To finish on that wall there was a narrow alcove with shelves from floor to ceiling next to the fire. The lighting was the same as the rooms with the exception that a switch was near to both doors.
Looking outside the back door revealed the back yard with the outbuildings that housed the toilet, coalhouse and the washhouse. The washhouse
had a copper, a brick construction with a hole to place a fire and large cast iron bowl. This had a wooden lid that was lifted on and off during use. A
single lead pipe with a tap on it was fastened to the wall near the copper, but this too was thought to be a later addition when mains water was added.
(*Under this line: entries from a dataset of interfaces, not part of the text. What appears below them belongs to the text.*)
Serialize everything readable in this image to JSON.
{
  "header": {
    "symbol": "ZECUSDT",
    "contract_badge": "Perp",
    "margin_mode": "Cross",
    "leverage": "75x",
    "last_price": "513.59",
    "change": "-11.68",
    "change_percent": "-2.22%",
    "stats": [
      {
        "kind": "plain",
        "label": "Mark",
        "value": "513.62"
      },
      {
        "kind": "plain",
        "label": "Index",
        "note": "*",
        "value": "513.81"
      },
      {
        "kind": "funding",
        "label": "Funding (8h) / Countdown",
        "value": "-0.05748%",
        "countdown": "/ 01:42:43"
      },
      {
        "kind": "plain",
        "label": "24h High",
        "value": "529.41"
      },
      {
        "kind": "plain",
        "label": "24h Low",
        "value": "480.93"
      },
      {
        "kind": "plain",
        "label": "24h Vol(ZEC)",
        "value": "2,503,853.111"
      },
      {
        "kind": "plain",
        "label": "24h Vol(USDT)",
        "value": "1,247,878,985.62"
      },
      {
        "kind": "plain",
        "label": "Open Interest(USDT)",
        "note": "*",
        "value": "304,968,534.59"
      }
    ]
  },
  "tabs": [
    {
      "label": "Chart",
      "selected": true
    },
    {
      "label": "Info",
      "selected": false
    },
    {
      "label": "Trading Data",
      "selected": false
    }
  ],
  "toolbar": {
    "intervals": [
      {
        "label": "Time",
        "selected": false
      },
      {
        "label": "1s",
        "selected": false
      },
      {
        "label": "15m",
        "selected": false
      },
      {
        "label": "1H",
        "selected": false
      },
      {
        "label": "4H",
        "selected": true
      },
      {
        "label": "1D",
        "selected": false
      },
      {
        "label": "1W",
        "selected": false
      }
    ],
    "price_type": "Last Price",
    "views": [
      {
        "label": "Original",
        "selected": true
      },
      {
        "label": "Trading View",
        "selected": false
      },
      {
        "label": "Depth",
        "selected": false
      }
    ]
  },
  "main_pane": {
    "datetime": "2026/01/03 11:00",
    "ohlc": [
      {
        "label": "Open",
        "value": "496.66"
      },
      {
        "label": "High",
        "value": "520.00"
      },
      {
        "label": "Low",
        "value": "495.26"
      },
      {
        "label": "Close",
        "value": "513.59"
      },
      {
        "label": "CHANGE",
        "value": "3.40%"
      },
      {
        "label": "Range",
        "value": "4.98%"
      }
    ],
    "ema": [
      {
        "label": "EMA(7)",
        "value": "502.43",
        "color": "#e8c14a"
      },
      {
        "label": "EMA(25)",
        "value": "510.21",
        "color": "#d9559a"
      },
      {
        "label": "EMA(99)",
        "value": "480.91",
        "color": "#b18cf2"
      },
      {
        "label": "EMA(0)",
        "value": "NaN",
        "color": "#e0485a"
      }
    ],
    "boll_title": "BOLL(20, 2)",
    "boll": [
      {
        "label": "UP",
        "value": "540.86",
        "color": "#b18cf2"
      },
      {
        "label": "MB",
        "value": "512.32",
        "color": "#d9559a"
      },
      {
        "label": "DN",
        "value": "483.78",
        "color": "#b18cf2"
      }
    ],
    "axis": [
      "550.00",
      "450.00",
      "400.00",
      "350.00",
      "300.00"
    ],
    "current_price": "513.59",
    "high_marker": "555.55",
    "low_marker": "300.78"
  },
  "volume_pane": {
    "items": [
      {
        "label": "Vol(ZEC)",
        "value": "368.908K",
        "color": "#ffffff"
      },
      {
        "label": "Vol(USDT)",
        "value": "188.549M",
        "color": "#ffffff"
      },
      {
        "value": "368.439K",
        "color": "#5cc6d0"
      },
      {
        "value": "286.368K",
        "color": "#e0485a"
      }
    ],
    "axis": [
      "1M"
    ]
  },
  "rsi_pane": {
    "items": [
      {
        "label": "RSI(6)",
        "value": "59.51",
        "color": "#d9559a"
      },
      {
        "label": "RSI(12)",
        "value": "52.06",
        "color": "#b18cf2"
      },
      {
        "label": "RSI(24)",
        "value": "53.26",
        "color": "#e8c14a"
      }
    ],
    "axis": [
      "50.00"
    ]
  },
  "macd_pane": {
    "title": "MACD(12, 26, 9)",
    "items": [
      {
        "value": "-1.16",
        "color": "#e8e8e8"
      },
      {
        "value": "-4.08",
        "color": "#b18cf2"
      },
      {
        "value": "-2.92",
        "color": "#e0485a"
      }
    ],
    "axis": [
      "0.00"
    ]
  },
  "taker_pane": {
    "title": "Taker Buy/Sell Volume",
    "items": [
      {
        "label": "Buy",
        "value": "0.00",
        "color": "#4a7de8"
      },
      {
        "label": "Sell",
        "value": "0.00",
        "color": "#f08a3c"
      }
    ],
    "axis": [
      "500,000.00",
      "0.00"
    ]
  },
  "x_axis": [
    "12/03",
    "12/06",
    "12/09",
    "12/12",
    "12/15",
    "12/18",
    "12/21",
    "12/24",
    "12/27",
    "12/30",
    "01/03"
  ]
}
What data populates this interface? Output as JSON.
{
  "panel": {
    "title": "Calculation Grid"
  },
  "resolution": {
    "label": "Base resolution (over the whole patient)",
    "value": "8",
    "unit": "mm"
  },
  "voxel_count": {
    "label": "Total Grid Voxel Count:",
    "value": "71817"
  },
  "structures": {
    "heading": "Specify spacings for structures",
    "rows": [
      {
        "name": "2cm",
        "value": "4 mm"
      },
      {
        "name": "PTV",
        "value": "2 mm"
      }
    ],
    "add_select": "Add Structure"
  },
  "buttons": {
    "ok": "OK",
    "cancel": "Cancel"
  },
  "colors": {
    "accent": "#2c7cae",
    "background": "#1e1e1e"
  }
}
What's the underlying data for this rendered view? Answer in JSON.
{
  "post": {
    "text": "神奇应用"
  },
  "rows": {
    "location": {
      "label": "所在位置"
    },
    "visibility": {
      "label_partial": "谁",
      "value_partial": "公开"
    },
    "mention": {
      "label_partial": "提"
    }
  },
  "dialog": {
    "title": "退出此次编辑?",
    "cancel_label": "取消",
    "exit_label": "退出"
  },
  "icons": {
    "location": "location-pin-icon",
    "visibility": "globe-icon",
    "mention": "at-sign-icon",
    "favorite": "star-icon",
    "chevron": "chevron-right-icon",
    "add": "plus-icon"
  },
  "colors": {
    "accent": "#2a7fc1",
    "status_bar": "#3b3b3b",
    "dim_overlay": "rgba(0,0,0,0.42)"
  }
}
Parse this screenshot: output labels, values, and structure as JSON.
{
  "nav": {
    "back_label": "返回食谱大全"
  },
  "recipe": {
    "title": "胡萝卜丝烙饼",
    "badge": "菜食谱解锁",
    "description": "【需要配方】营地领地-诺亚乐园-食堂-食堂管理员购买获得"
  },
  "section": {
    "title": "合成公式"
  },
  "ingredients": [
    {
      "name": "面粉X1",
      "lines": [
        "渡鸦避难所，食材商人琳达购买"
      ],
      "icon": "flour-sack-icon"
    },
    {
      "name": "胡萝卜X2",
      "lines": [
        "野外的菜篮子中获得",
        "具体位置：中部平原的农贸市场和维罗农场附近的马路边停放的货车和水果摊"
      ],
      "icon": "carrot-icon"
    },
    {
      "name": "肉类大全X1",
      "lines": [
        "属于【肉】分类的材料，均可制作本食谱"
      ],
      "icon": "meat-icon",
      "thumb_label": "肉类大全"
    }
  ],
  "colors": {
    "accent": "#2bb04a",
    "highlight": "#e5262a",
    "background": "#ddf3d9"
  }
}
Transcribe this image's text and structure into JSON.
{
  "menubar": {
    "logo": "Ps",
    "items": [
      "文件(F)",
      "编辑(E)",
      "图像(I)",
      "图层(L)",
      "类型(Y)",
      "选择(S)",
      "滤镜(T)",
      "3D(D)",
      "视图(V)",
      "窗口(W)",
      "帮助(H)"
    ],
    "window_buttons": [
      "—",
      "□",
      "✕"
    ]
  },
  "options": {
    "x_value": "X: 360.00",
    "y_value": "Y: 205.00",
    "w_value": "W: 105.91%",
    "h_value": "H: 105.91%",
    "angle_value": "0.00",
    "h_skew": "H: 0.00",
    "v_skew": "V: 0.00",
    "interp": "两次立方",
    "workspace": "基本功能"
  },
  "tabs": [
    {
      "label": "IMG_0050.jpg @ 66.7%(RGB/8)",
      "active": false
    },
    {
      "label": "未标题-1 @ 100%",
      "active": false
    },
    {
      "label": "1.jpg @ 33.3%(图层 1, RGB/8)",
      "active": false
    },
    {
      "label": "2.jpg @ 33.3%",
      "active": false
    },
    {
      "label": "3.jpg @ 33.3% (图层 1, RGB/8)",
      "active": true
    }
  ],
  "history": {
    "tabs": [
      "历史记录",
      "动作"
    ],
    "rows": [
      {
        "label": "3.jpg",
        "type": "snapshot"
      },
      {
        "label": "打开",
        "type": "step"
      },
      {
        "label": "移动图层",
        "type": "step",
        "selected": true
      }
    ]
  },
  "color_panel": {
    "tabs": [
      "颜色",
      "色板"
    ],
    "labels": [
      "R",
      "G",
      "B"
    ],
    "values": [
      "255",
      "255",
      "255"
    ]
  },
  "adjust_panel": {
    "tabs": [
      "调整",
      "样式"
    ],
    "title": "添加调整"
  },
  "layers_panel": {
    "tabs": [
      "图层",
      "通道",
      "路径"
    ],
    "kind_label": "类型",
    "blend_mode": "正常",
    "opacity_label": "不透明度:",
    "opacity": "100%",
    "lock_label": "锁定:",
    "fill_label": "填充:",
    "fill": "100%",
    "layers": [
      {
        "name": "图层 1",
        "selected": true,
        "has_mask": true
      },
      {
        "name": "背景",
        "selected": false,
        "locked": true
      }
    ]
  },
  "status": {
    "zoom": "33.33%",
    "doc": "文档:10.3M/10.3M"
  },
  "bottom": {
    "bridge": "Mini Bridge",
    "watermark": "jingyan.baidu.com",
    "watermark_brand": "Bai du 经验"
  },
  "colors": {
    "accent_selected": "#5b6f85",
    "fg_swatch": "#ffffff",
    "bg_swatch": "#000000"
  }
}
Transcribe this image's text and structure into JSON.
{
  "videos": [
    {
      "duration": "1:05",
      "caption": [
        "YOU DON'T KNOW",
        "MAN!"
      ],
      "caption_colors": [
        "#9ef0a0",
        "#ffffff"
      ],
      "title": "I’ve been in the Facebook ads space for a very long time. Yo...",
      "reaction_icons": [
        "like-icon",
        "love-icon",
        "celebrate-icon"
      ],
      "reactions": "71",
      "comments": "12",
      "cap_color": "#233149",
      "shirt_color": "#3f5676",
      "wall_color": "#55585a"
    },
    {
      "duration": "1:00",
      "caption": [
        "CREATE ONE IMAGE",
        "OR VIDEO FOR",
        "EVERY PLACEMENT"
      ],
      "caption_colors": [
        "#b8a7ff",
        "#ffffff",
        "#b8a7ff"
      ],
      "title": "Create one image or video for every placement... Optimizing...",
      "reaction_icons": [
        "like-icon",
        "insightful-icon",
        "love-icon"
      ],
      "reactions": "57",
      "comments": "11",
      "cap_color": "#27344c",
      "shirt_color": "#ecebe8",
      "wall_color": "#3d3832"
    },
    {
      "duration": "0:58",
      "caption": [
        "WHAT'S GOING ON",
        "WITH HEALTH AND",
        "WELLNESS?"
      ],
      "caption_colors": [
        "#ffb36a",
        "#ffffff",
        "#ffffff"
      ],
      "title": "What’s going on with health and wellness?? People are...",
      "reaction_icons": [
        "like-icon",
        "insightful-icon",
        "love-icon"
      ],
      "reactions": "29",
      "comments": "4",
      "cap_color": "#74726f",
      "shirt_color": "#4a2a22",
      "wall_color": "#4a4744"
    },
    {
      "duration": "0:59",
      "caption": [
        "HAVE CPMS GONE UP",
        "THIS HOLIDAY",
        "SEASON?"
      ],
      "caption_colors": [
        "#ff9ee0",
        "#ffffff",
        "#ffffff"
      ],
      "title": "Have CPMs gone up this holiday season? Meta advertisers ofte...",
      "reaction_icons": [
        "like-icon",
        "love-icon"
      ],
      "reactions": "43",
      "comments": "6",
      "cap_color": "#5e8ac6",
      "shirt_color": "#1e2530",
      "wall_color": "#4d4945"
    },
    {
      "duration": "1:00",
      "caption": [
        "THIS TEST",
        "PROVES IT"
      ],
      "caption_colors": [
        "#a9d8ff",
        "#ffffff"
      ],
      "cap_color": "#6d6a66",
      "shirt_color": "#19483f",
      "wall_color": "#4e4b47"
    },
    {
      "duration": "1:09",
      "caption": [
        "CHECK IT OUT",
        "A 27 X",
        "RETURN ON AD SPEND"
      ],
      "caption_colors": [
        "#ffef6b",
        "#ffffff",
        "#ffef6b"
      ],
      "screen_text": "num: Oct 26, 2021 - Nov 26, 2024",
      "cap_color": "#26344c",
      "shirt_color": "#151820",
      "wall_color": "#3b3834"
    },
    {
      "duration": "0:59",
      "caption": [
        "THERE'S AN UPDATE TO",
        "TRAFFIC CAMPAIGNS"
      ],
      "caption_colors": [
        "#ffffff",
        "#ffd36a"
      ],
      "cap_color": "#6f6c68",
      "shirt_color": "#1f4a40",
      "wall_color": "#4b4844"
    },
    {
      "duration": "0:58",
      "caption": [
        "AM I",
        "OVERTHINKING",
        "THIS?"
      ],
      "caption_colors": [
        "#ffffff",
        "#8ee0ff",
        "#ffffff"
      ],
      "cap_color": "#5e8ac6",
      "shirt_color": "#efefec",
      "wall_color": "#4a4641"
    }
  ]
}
The only other thing in here was a freestanding bath which was not connected to anything and had a pipe sticking from underneath to allow water to
drain from it. One thing to note was that there was no electricity connected to any part of this building and if you looked up the underside of the tiles
were visible. On a personal note not a very nice place to have a bath and then to have cross the yard back into the house even though there was a six
foot wall joining the two buildings. A large square stone slab dominated the centre of the yard under which was the well.
The paint used on the doors and gate was green.
Back in the house and to the stairs which climbed a short distance and then
turned through ninety degrees and started to rise again passing under the window to where they turned again and continued up to the landing. Once
standing at the top of the stairs your attention was drawn to the large cupboard on the left. Its size must have been at least eight feet wide and four
feet tall with two doors and possibly eight feet deep. It was of note because of its flat top under the slope of the roof and once again the dark brown chocolate
paint. Opposite the cupboard was the door to the smallest of the three bedrooms, at the other end of the landing was the door to the back bedroom and along side that door on the left was the front bedroom door.
In the front bedroom, one was drawn to the two large windows that allow light to flood into the room and take up at least half of the wall. Looking out
can be seen the gardens and road but been upstairs there was a greater view than downstairs. On one wall was a small cast iron fireplace and grate just
right for warming the room on a cold winters night, and set into the floor just in front of it was a stone slab to form a hearth. Just like the lower rooms this one
had the picture rail round the walls, the single light fitting and wooden floor boards.
The back bedroom was a replica of the room below it, the two cupboards
from floor to ceiling and recess on the other. The fireplace this was a small cast iron one with stone slab in front set into the wooden floor boards. In the
far wall was the window that looks out over the yard. From this window when the trees were small most of the western end of the station complex would
have been seen but as they grew the view had become more restricted. The single light fitting and switch was in much the same place as the other rooms.
In the smallest bedroom
, the window and fire place were on the left. The window was on the right between the chimney stack and the outside wall, the
centre of the chimney stack had the same small cast iron fire place as the other bedrooms with the stone slab set into the floor boards. Looking out of
the window the entrance to the station was to the right with its big white gate held between large concrete posts. Just through the gate was a brick
building with the long metal weighbridge in front and a window overlooking it and facing towards the house. Looking towards the right the edge of the
goods platform railway lines and Station Buildings could be seen, and beyond a glimpse of the line as it made its way to the haven and beyond. From
this vantage point the River Humber with the ships sailing past could be seen and in the distance the hills of Yorkshire.
Leaving the house from the front door and up the path, we might stop for a last look at the roses on the fence along with the lilac bush and its
companion a bush with flowers that look like snowballs hanging from it then through the gate onto Low Burgage, and away with a final look back at a much-loved house.